Bell Tower of the Kremlin (Built by Metropolitan Iona). Rostov Velikii


In 1911, Russian photographer Sergei Mikhailovich Prokudin-Gorskii (1863–1944) visited Rostov the Great, located some 210 kilometers northeast of Moscow. The town’s main landmark is the kremlin (citadel), more precisely known as the Court of the Metropolitan, constructed primarily in the 1670s and 1680s by the powerful prelate Metropolitan Jonah Sysoevich (circa 1607–90). The main bell tower (zvonnitsa) was built in 1682–89 in two stages and holds a total of 15 bells. The main structure rose to three arched openings for the bells, most of which had names such as “the Ram.” In 1688, the master Flor Terentyev cast the largest bell, whose enormous weight of 2,000 poods (about 32,600 kilograms) required a separate structure. A taller north segment was added to the tower’s north side in 1689 to house this bell, named Sysoi in honor of Jonah’s father. Each of the four segments is crowned with a drum, cupola and cross. The bottom level contained a small church dedicated to the Entry of Christ into Jerusalem. At the beginning of the 20th century, Prokudin-Gorskii used a special color photography process to create a visual record of the Russian Empire on the eve of the Russian revolution.
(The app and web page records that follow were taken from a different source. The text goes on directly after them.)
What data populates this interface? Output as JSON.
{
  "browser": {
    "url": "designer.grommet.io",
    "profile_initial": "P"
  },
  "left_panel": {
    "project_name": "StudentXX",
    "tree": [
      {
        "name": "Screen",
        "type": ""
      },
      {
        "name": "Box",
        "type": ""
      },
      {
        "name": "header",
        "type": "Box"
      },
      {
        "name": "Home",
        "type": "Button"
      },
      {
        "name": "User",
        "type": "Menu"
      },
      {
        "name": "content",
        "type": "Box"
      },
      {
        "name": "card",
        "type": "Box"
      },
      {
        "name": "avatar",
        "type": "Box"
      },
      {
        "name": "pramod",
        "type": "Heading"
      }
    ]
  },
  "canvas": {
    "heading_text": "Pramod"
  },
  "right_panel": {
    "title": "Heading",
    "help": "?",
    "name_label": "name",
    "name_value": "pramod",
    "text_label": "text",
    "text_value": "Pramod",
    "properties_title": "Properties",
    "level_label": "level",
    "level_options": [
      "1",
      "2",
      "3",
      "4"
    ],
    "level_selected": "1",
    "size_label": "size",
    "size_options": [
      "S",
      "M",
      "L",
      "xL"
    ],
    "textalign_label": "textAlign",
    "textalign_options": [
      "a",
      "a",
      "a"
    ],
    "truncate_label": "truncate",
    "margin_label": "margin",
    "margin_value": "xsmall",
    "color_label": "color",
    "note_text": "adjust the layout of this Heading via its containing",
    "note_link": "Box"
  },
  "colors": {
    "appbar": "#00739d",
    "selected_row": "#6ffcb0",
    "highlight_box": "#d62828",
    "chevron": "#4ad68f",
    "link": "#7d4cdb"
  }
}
Some of Prokudin-Gorskii’s photographs date from about 1905, but the bulk of his work is from between 1909 and 1915, when, with the support of Tsar Nicholas II and the Ministry of Transportation, he undertook extended trips through many different parts of the empire.

Date Created

Subject Date

Title in Original Language

Колокольня Кремля (построена Митрополитом Ионою). Ростов Великий

Type of Item

Physical Description

Glass negative (presented as a digital color composite)


  • Prokudin-Gorskii’s photographic work survives primarily in two forms: 1,901 black-and-white triple-frame glass plate negatives, made with color separation filters, which Prokudin-Gorskii used to make color prints and lantern slides; and 12 albums of sepia-tone prints, made from the glass negatives, which Prokudin-Gorskii compiled as a record of his travels and studies. The Library of Congress purchased the glass plate negatives and the albums from the Prokudin-Gorskii family in 1948. In 2004, the Library of Congress had digital color composites made from all the surviving glass negatives using a software algorithm to automatically align the color components. As with most historical photographs, title and subject identifications are corrected and enhanced through new research. Current information on the collection is at

Last updated: May 23, 2017